Former senator George Allen is back:
Former Sen. George Allen will announce today that he is seeking to reclaim the Senate seat he lost to Democrat Jim Webb in 2006.
Allen, a Republican, will e-mail a video to supporters in a “soft announcement” that will be followed by a more formal rollout at a later date, said a national Republican consultant who is familiar with Allen’s plans. The video is a way to “get out there and start the conversation,” the consultant said.
Larry Sabato, the University of Virginia professor and director of its Center for Politics, shares his take with National Review Online:
This will surprise no one. George Allen has been running for at least a year. He has spent almost all his adult life in politics, and he obviously misses the spotlight. Even more, he hated losing in 2006, not least because it put an end to his presidential ambitions. No doubt Allen wants revenge, and would like to either beat Jim Webb, or drive him into retirement after just one term.
But it’s not at all clear what will happen. First, to Allen’s surprise, not all Republicans have welcomed him back into the fray. Some see him as yesterday’s man. His votes for big spending during his one Senate term have generated Tea Party opposition. Still, he’ll be favored in the GOP primary next year.
Webb, Obama, and the economy are the keys to the general election. Will Webb run again? Everyone has an opinion but no one outside his family knows. As the incumbent, and one who has done quite a lot for a freshman senator, Webb would be the Democrats’ strongest candidate, despite his obvious distaste for glad-handing. If he doesn’t run, then DNC Chair and former Gov. Tim Kaine will be asked to run. If not Kaine, maybe one of the Democrats’ three remaining congressmen or one of three House members defeated in 2010 will step up.
If the economy recovers before 2012, then Obama will pour resources into Virginia—which he carried in 2008 with 52.6%, a better showing than in Florida or North Carolina. Obama won’t want to lose all his Southern states, and a big Virginia presidential turnout could produce substantial coattails for the Democratic nominee. After all, it is very hard to imagine many voters choosing a split-ticket of Obama and Allen.

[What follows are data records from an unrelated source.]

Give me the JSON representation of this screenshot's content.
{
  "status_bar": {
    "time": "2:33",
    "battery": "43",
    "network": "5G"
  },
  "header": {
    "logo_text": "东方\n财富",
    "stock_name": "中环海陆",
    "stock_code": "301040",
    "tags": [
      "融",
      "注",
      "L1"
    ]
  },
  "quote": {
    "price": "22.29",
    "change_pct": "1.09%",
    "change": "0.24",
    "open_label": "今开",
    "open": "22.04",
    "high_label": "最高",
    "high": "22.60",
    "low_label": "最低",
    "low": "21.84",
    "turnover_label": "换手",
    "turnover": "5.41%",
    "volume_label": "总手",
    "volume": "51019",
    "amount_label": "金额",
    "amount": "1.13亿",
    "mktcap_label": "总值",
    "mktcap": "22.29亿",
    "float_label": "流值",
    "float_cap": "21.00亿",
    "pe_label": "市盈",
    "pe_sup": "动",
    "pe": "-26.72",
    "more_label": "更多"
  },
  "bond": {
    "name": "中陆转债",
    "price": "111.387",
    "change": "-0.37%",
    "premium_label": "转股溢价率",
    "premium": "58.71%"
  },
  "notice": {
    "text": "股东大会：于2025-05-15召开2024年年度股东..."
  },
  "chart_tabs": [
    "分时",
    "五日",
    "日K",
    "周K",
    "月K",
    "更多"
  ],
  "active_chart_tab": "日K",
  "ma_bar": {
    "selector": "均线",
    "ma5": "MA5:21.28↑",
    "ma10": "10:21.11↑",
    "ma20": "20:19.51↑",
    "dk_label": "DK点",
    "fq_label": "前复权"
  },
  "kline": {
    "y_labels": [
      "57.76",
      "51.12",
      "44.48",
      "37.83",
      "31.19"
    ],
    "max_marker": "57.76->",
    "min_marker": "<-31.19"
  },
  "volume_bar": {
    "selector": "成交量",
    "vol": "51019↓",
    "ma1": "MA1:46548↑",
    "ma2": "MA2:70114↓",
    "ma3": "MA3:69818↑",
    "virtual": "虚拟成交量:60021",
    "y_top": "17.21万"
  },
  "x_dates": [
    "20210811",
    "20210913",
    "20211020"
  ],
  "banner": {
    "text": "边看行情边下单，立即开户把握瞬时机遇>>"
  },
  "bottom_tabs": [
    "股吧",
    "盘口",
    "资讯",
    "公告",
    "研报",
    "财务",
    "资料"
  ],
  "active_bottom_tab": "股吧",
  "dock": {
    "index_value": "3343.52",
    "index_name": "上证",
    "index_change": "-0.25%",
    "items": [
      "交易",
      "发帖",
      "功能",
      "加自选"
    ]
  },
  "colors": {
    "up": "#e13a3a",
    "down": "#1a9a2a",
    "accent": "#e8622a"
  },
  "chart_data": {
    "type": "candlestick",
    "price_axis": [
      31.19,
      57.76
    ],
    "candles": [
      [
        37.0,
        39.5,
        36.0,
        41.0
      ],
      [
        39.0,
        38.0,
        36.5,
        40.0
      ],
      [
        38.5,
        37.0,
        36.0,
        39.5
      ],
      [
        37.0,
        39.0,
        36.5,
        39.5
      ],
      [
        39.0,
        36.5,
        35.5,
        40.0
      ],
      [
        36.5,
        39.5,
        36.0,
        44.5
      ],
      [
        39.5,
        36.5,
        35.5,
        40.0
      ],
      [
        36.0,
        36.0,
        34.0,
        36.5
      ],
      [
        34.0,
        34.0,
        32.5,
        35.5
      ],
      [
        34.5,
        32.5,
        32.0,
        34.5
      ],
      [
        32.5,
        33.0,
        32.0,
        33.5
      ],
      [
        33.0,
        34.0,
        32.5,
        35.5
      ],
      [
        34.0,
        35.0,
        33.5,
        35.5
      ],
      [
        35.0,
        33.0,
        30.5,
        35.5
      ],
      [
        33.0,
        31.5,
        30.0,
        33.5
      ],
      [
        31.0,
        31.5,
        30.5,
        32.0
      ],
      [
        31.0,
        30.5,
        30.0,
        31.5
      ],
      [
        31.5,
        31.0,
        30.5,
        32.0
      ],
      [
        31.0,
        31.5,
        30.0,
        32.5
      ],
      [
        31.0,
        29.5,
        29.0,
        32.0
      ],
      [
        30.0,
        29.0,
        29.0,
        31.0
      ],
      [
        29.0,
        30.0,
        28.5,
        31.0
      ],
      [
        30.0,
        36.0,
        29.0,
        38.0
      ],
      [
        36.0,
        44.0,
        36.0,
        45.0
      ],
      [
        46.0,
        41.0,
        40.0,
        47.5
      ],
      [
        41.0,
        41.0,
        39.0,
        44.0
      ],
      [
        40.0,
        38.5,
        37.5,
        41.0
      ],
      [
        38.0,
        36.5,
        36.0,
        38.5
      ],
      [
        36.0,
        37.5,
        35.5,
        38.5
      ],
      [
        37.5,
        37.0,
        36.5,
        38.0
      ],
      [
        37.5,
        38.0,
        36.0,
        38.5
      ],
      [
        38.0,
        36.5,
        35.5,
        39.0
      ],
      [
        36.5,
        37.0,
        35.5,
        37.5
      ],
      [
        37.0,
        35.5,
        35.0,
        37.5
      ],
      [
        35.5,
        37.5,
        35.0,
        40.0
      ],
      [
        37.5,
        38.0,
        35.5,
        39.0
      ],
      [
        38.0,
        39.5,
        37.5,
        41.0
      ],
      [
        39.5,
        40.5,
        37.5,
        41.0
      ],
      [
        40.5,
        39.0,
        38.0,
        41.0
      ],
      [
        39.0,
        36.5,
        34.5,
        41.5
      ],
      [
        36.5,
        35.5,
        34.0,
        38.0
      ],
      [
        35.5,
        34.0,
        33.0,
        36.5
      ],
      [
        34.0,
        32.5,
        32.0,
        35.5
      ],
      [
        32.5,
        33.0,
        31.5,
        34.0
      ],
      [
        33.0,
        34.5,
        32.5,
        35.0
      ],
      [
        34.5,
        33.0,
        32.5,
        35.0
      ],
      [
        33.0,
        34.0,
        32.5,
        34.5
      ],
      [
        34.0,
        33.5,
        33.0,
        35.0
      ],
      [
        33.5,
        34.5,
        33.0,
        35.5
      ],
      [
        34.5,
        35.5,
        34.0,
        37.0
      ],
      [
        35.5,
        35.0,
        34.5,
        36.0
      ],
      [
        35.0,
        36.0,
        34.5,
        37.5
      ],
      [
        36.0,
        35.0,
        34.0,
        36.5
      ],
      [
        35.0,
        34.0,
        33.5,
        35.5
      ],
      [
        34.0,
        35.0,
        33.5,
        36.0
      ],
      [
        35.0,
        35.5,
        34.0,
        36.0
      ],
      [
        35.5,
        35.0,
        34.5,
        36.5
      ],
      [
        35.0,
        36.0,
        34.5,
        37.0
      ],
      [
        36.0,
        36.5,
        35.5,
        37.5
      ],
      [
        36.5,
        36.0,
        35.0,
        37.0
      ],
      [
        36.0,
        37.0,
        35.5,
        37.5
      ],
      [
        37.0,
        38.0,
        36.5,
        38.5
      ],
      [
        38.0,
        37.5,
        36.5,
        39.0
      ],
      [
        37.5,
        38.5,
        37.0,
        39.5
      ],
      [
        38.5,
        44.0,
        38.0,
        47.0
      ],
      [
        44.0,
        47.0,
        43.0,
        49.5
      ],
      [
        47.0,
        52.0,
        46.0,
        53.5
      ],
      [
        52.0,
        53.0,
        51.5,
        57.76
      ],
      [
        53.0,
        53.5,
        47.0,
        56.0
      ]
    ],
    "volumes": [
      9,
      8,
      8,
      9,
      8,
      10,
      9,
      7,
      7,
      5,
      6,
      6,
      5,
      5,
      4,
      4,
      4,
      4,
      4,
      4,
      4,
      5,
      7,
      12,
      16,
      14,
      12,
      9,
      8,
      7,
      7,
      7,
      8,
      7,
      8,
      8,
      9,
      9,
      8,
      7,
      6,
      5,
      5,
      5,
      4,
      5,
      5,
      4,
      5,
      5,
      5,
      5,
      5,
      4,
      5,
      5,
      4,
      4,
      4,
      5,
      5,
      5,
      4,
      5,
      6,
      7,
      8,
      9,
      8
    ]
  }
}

But if Obama and the economy fare poorly in ’12, or if Virginia Democrats can’t get their act together quickly, then Virginia’s recent Republican trend could continue. George Allen might join the circle of politics’ comeback kids, such as Dan Coats and Jerry Brown. Plan on a long, hot, nasty, and expensive campaign.